PROBLEM TO SOLVE => Each line of the listing below containing the word "files" should be returned.

DATA RECORDS =>
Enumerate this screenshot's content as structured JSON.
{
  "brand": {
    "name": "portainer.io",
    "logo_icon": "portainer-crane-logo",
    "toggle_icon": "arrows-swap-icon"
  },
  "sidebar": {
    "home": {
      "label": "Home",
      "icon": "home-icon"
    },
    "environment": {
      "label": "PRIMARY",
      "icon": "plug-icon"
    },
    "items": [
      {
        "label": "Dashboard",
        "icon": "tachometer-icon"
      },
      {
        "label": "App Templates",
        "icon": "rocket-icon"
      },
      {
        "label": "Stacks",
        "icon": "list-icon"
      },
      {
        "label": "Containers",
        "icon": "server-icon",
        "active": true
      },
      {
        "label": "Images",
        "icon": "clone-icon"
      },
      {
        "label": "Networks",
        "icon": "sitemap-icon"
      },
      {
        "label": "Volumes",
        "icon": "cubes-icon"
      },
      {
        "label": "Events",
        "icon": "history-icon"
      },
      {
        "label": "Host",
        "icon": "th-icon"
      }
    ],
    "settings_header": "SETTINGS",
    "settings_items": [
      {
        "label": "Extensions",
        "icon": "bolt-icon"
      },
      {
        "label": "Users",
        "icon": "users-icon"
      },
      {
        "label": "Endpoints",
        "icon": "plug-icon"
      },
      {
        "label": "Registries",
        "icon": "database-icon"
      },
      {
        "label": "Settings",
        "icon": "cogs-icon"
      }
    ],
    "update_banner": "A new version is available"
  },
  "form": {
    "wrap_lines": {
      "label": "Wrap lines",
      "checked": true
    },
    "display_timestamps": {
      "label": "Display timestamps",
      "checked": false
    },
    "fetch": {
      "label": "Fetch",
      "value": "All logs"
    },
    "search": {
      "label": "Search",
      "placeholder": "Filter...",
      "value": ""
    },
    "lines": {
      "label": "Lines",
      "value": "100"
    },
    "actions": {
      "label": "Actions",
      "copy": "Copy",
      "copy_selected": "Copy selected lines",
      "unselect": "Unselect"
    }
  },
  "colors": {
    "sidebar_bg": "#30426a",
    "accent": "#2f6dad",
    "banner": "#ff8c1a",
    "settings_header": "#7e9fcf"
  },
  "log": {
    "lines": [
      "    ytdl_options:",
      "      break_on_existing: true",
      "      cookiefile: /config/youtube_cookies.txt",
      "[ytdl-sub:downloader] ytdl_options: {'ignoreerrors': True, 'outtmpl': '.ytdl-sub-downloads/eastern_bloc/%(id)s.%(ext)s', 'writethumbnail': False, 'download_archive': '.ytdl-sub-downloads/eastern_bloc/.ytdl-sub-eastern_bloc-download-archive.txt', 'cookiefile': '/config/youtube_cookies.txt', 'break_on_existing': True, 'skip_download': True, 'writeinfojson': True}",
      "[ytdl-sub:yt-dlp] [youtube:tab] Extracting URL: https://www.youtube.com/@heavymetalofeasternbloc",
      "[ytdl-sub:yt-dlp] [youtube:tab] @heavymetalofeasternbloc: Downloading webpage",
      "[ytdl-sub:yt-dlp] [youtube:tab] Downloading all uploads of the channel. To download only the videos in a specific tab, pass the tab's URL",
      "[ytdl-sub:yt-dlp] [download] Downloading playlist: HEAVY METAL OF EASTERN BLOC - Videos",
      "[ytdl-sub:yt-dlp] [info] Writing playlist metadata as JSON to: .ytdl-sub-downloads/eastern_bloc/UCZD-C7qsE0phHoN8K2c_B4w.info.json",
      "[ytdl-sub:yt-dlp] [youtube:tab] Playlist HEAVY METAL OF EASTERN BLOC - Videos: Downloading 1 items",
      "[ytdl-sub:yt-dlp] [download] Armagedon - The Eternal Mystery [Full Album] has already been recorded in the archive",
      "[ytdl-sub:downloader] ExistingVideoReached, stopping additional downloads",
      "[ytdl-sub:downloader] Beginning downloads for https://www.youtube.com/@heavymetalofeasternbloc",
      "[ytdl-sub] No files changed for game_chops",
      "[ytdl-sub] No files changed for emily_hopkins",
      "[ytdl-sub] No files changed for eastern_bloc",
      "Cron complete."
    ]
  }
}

ANSWER BOX =>
      "[ytdl-sub] No files changed for game_chops",
      "[ytdl-sub] No files changed for emily_hopkins",
      "[ytdl-sub] No files changed for eastern_bloc",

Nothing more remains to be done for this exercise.